## [What is expected]
Lines in the data below that contain the word "chụp" are to be copied.

## [Input for this task]

──────────

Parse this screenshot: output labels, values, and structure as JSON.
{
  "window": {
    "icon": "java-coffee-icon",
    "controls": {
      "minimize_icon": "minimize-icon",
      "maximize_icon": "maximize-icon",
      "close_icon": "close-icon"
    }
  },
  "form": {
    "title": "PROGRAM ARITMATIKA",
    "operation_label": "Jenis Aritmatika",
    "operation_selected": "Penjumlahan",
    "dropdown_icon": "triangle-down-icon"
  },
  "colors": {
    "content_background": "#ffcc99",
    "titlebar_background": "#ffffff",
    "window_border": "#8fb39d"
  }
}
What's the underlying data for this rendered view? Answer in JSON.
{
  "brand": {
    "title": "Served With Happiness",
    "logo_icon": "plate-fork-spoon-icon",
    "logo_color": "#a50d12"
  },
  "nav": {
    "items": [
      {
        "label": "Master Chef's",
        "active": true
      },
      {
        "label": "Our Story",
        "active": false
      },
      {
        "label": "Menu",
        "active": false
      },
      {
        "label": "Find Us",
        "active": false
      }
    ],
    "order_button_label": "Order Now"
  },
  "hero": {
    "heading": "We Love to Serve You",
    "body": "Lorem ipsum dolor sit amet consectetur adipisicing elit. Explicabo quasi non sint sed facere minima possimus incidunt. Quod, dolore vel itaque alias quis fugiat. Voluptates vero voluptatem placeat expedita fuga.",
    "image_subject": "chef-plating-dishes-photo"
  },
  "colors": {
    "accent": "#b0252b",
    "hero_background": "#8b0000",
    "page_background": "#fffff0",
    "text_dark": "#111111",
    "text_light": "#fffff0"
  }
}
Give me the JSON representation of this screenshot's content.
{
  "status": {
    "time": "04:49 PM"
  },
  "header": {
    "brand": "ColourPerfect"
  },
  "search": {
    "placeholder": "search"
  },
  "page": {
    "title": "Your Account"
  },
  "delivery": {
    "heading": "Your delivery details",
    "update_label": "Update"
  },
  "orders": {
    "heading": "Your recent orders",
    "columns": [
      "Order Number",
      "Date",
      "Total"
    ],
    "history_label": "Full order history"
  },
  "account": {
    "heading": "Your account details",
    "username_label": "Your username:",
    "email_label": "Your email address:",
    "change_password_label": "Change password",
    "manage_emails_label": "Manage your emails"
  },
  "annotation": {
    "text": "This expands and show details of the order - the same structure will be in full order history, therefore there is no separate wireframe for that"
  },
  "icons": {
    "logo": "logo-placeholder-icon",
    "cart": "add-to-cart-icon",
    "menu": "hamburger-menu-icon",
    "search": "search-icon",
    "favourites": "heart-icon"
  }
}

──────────

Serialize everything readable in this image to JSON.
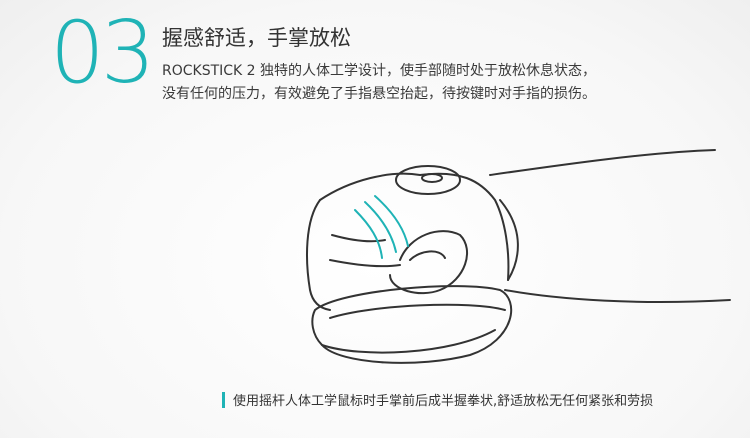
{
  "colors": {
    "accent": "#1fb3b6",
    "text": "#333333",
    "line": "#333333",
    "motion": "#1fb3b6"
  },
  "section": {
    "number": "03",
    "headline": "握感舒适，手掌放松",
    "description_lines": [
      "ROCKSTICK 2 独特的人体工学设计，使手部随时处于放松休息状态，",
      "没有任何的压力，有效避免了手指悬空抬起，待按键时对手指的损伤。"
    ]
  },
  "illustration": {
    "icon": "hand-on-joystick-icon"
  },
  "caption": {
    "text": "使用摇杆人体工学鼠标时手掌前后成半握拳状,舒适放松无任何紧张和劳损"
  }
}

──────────

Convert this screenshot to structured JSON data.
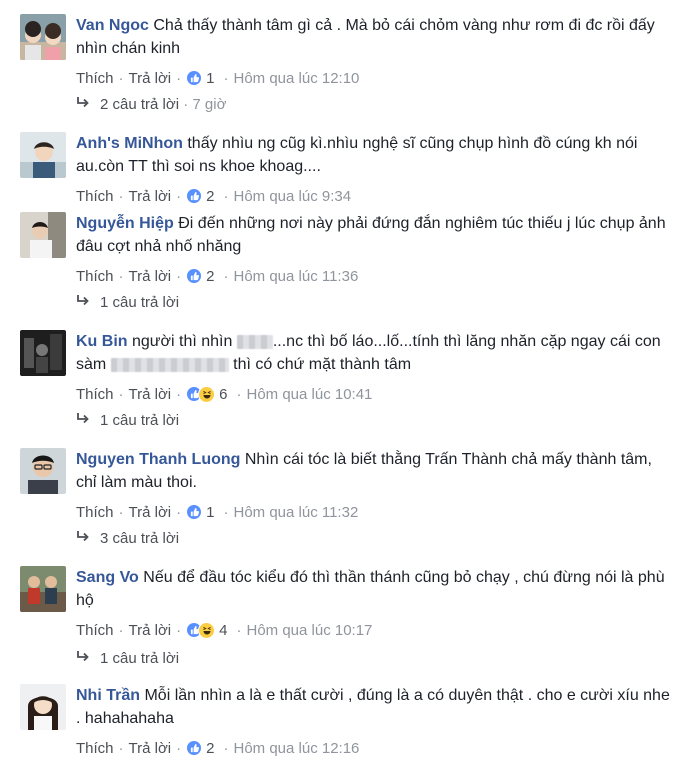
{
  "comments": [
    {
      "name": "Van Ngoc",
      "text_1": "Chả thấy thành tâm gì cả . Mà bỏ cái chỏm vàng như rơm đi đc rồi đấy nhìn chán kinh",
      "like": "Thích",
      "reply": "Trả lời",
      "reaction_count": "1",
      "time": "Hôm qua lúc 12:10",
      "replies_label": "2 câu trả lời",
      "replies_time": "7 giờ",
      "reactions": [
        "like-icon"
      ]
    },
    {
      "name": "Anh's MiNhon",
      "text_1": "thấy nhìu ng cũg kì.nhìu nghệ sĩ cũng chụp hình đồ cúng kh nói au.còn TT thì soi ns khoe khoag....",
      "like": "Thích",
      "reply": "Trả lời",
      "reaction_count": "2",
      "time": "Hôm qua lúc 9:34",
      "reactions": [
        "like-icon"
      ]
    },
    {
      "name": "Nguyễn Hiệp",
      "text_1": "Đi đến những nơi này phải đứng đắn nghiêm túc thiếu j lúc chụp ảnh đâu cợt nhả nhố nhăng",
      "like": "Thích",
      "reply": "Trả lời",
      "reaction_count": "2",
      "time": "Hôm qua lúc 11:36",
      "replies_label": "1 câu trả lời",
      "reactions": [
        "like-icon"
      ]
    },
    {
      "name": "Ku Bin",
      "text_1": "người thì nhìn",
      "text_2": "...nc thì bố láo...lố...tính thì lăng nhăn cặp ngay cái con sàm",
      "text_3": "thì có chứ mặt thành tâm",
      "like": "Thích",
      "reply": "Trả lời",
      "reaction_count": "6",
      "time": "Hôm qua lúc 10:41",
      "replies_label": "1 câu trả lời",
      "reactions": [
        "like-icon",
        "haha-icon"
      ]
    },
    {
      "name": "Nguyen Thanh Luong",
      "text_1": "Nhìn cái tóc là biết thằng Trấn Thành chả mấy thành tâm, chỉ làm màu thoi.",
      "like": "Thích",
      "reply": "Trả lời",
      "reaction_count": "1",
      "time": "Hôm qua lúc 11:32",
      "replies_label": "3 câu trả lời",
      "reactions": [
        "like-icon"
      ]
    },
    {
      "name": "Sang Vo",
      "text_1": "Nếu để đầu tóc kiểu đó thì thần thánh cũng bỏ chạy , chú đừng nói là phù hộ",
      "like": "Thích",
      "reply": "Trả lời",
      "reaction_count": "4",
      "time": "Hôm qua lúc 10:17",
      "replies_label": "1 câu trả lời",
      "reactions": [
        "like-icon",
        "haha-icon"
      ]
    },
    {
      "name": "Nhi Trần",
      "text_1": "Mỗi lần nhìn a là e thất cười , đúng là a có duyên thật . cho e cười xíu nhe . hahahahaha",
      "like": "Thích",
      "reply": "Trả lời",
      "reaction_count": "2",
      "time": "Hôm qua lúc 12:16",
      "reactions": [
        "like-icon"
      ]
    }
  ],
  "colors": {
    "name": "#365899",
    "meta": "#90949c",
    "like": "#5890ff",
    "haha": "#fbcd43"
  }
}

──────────

## [Answer box]
      "text_1": "thấy nhìu ng cũg kì.nhìu nghệ sĩ cũng chụp hình đồ cúng kh nói au.còn TT thì soi ns khoe khoag....",
      "text_1": "Đi đến những nơi này phải đứng đắn nghiêm túc thiếu j lúc chụp ảnh đâu cợt nhả nhố nhăng",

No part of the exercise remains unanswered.